2/22/14 Update – The Adventure Continues…
After resolving my system’s problems, I returned to the Dominion warrior, under assurances that the Dominion plotline picked up around level 12. I found myself in a hilltop mission on a peninsula. Compared to the more focus tutorial zones, this new zone was sprawling. I found myself flooded with quests that chained into episodes, often with several going at once, as well as a plethora of tasks, which found me wandering across the zone, new quests often leading me further away from where I actually wanted to be. There’s something to be said for quests that crop up in the world and drive exploration, but I found myself missing the more directed quest hubs from World of Warcraft. Eventually, I gave up entirely on standalone quests, as they took me too far afield and focused on the episodes, with their plots that revealed things about the world.

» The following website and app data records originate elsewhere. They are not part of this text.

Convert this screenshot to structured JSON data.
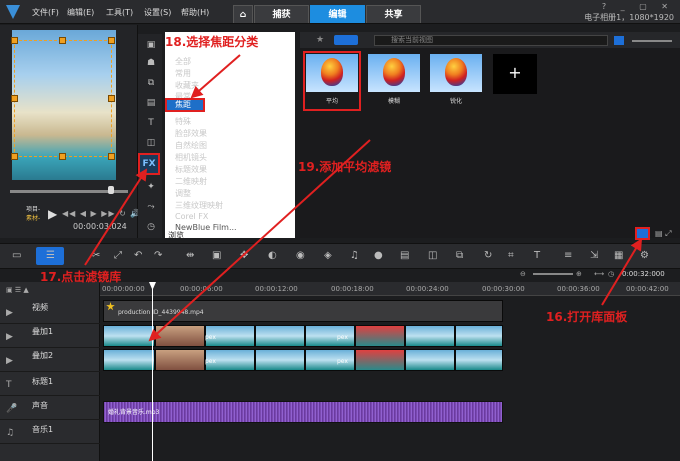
{
  "menu": [
    "文件(F)",
    "编辑(E)",
    "工具(T)",
    "设置(S)",
    "帮助(H)"
  ],
  "tabs": [
    "捕获",
    "编辑",
    "共享"
  ],
  "project_info": "电子相册1，1080*1920",
  "player": {
    "mode_project": "项目-",
    "mode_clip": "素材-",
    "timecode": "00:00:03.024"
  },
  "categories": [
    "全部",
    "常用",
    "收藏夹",
    "最常",
    "焦距",
    "特殊",
    "脸部效果",
    "自然绘图",
    "相机镜头",
    "标题效果",
    "二维映射",
    "调整",
    "三维纹理映射",
    "Corel FX",
    "NewBlue Film..."
  ],
  "browse": "浏览",
  "search_placeholder": "搜索当前视图",
  "thumbnails": [
    "平均",
    "模糊",
    "锐化"
  ],
  "add_label": "+",
  "ruler": [
    "00:00:00:00",
    "00:00:06:00",
    "00:00:12:00",
    "00:00:18:00",
    "00:00:24:00",
    "00:00:30:00",
    "00:00:36:00",
    "00:00:42:00"
  ],
  "timeline_time": "0:00:32:000",
  "tracks": [
    "视频",
    "叠加1",
    "叠加2",
    "标题1",
    "声音",
    "音乐1"
  ],
  "video_clip": "production ID_4439948.mp4",
  "audio_clip": "婚礼背景音乐.mp3",
  "clip_text": "pex",
  "annotations": {
    "a16": "16.打开库面板",
    "a17": "17.点击滤镜库",
    "a18": "18.选择焦距分类",
    "a19": "19.添加平均滤镜"
  },
  "accent": "#1d8de0",
  "annotation_color": "#e02020"
}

Around then, I hit level 10, and was told I could start crafting. Crafting had been on my character screens since I started, and having read nothing about it, I was pretty curious to see how the game would handle it. Once I had trained in mining and weapon smithing, I found myself looking at a crafting menu, which was basically expected, and then two things I hadn’t even considered. There was a tech tree, where I could learn new recipes by producing ones I already knew, and a talent tree. While I wasn’t able to see the talents until I unlocked them, the idea of being able to specialize in crafting specific types of items could be interesting.

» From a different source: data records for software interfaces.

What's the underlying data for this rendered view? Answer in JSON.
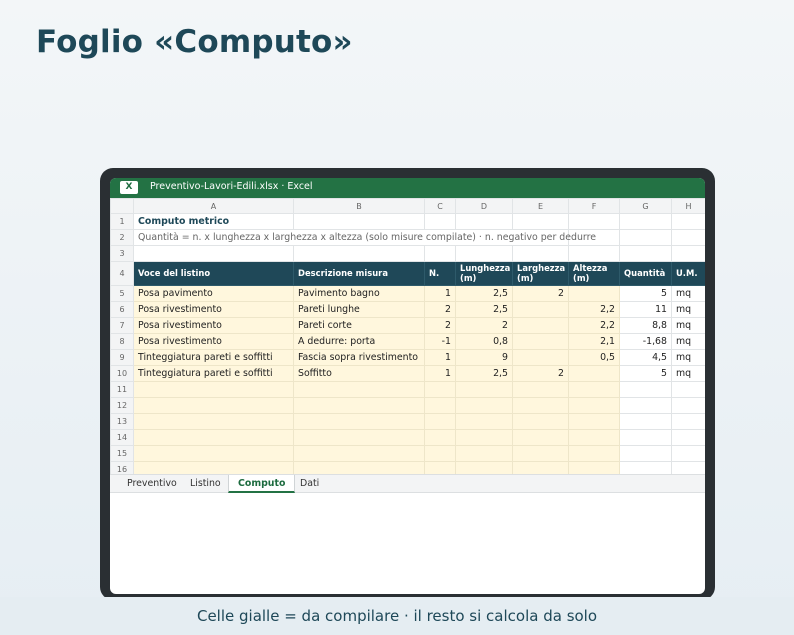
{
  "page": {
    "title": "Foglio «Computo»",
    "footer": "Celle gialle = da compilare · il resto si calcola da solo"
  },
  "window": {
    "app_badge": "X",
    "filename": "Preventivo-Lavori-Edili.xlsx · Excel"
  },
  "sheet": {
    "columns": [
      "A",
      "B",
      "C",
      "D",
      "E",
      "F",
      "G",
      "H"
    ],
    "row_numbers": [
      "1",
      "2",
      "3",
      "4",
      "5",
      "6",
      "7",
      "8",
      "9",
      "10",
      "11",
      "12",
      "13",
      "14",
      "15",
      "16"
    ],
    "title": "Computo metrico",
    "note": "Quantità = n. x lunghezza x larghezza x altezza (solo misure compilate) · n. negativo per dedurre",
    "headers": {
      "voce": "Voce del listino",
      "descrizione": "Descrizione misura",
      "n": "N.",
      "lunghezza": "Lunghezza (m)",
      "larghezza": "Larghezza (m)",
      "altezza": "Altezza (m)",
      "quantita": "Quantità",
      "um": "U.M."
    },
    "rows": [
      {
        "voce": "Posa pavimento",
        "descrizione": "Pavimento bagno",
        "n": "1",
        "lunghezza": "2,5",
        "larghezza": "2",
        "altezza": "",
        "quantita": "5",
        "um": "mq"
      },
      {
        "voce": "Posa rivestimento",
        "descrizione": "Pareti lunghe",
        "n": "2",
        "lunghezza": "2,5",
        "larghezza": "",
        "altezza": "2,2",
        "quantita": "11",
        "um": "mq"
      },
      {
        "voce": "Posa rivestimento",
        "descrizione": "Pareti corte",
        "n": "2",
        "lunghezza": "2",
        "larghezza": "",
        "altezza": "2,2",
        "quantita": "8,8",
        "um": "mq"
      },
      {
        "voce": "Posa rivestimento",
        "descrizione": "A dedurre: porta",
        "n": "-1",
        "lunghezza": "0,8",
        "larghezza": "",
        "altezza": "2,1",
        "quantita": "-1,68",
        "um": "mq"
      },
      {
        "voce": "Tinteggiatura pareti e soffitti",
        "descrizione": "Fascia sopra rivestimento",
        "n": "1",
        "lunghezza": "9",
        "larghezza": "",
        "altezza": "0,5",
        "quantita": "4,5",
        "um": "mq"
      },
      {
        "voce": "Tinteggiatura pareti e soffitti",
        "descrizione": "Soffitto",
        "n": "1",
        "lunghezza": "2,5",
        "larghezza": "2",
        "altezza": "",
        "quantita": "5",
        "um": "mq"
      }
    ]
  },
  "tabs": [
    "Preventivo",
    "Listino",
    "Computo",
    "Dati"
  ],
  "active_tab": "Computo",
  "colors": {
    "excel_green": "#237244",
    "header_blue": "#1f4858",
    "input_yellow": "#fff7dd",
    "title_text": "#1e4858"
  }
}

When it came time to get gathering, there was a slight hiccup in that all resource icons in the map are currently indistinguishable, though I wouldn’t be surprised if this was fixed in the future. I harvested some iron ore by attacking nodes, and on my fourth node, I was met with a shock. Midway through the harvesting, the node rose from the ground as a giant iron worm, spraying out elaborate area of effect attacks, after beating it back, and taking the iron I hacked off of it, it left a hole to a cavern full of resources and gave me two minutes to grab as much as I could. It was a fascinating twist to the usual drudgery that gathering can be in an MMORPG.

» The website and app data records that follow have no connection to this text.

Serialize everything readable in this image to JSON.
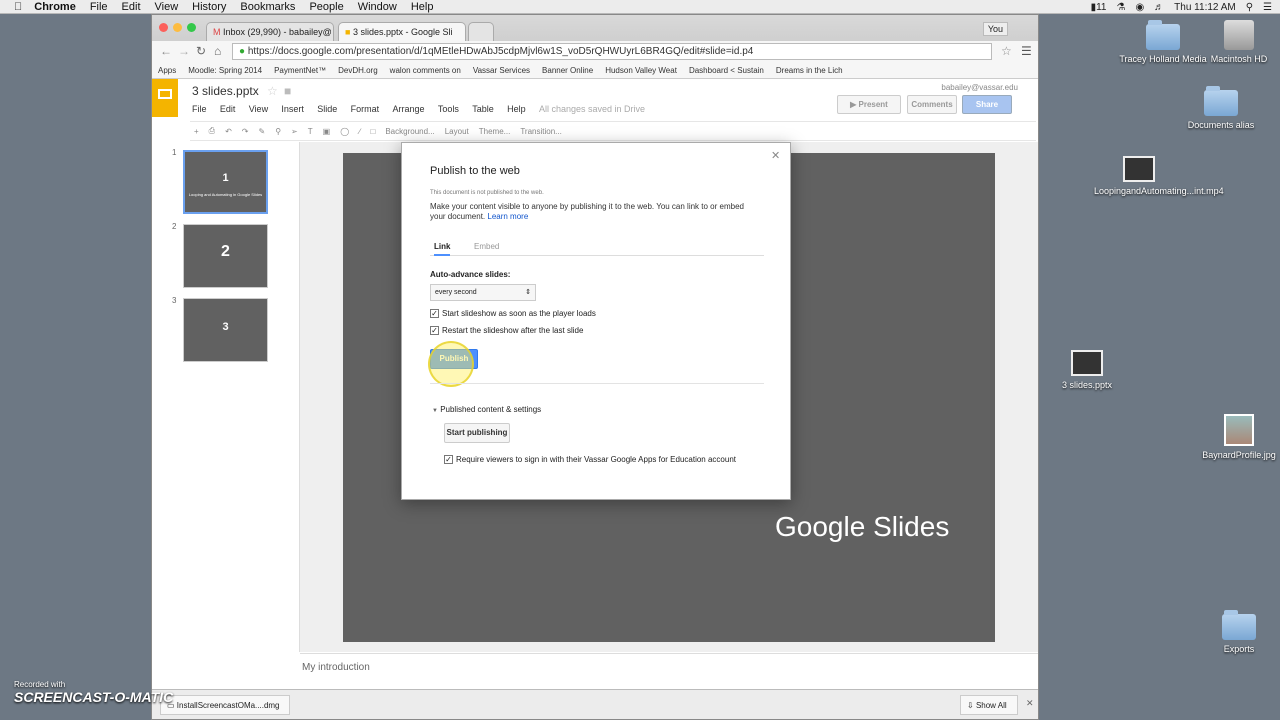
{
  "mac_menu": {
    "app": "Chrome",
    "items": [
      "File",
      "Edit",
      "View",
      "History",
      "Bookmarks",
      "People",
      "Window",
      "Help"
    ],
    "status_battery": "11",
    "clock": "Thu 11:12 AM"
  },
  "desktop": {
    "icons": [
      {
        "label": "Tracey Holland Media"
      },
      {
        "label": "Macintosh HD"
      },
      {
        "label": "Documents alias"
      },
      {
        "label": "LoopingandAutomating...int.mp4"
      },
      {
        "label": "3 slides.pptx"
      },
      {
        "label": "BaynardProfile.jpg"
      },
      {
        "label": "Exports"
      }
    ]
  },
  "browser": {
    "tabs": [
      {
        "title": "Inbox (29,990) - babailey@"
      },
      {
        "title": "3 slides.pptx - Google Sli"
      }
    ],
    "profile": "You",
    "url": "https://docs.google.com/presentation/d/1qMEtleHDwAbJ5cdpMjvl6w1S_voD5rQHWUyrL6BR4GQ/edit#slide=id.p4",
    "bookmarks": [
      "Apps",
      "Moodle: Spring 2014",
      "PaymentNet™",
      "DevDH.org",
      "walon comments on",
      "Vassar Services",
      "Banner Online",
      "Hudson Valley Weat",
      "Dashboard < Sustain",
      "Dreams in the Lich"
    ]
  },
  "doc": {
    "title": "3 slides.pptx",
    "user": "babailey@vassar.edu",
    "menus": [
      "File",
      "Edit",
      "View",
      "Insert",
      "Slide",
      "Format",
      "Arrange",
      "Tools",
      "Table",
      "Help"
    ],
    "save_status": "All changes saved in Drive",
    "present_label": "Present",
    "comments_label": "Comments",
    "share_label": "Share",
    "toolbar": [
      "Background...",
      "Layout",
      "Theme...",
      "Transition..."
    ],
    "slides": [
      {
        "num": "1",
        "big": "1",
        "sub": "Looping and Automating in Google Slides"
      },
      {
        "num": "2",
        "big": "2"
      },
      {
        "num": "3",
        "big": "3"
      }
    ],
    "slide_visible_text": "Google Slides",
    "notes": "My introduction"
  },
  "dialog": {
    "title": "Publish to the web",
    "status": "This document is not published to the web.",
    "description": "Make your content visible to anyone by publishing it to the web. You can link to or embed your document.",
    "learn_more": "Learn more",
    "tabs": [
      "Link",
      "Embed"
    ],
    "auto_advance_label": "Auto-advance slides:",
    "auto_advance_value": "every second",
    "opt1": "Start slideshow as soon as the player loads",
    "opt2": "Restart the slideshow after the last slide",
    "publish_label": "Publish",
    "published_section": "Published content & settings",
    "start_publishing": "Start publishing",
    "require_signin": "Require viewers to sign in with their Vassar Google Apps for Education account"
  },
  "downloads": {
    "file": "InstallScreencastOMa....dmg",
    "show_all": "Show All"
  },
  "watermark": {
    "line1": "Recorded with",
    "line2": "SCREENCAST-O-MATIC"
  }
}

I should not here that, as big as telegraphed attacks are in WildStar, this is where they started getting really interesting. It started off as cones and circles, but this is when the game started adding more elaborate patterns. Hollow areas to stand inside of in large effects, moving effects that spun, making me move with them, that sort of thing. WildStar really starts to develop a visual language of AoEs that I haven’t fully mastered, but it’s an interesting concept.
The first few episodes were interesting, but nothing inspiring. A plot to poison the natives starts a war you need to finish, wildlife is going mad, spiders… exist, I guess, and are enough of a threat to be destroyed because of that. At level 12, though, I got an episode about the Eldan recombination complex, a nightmare laboratory where local wildlife and sentients were made into mindless, murderous cyborgs. It ended up providing the sort of direction that the rest of the campaign might benefit from, though it got shuffled into the background, presumably to come up again later.
After that, my adventures led me to the next zone over, a pastoral farmland and seemingly much more settled area, where a plague was spreading, pretty clearly spurred on by the Exiles’ space-zombies. This is about where I broke for the day, though, as I had hit level 15 and was ready to try adventures. Look for the next update to the preview, where we see how these branching, open-world experiences work!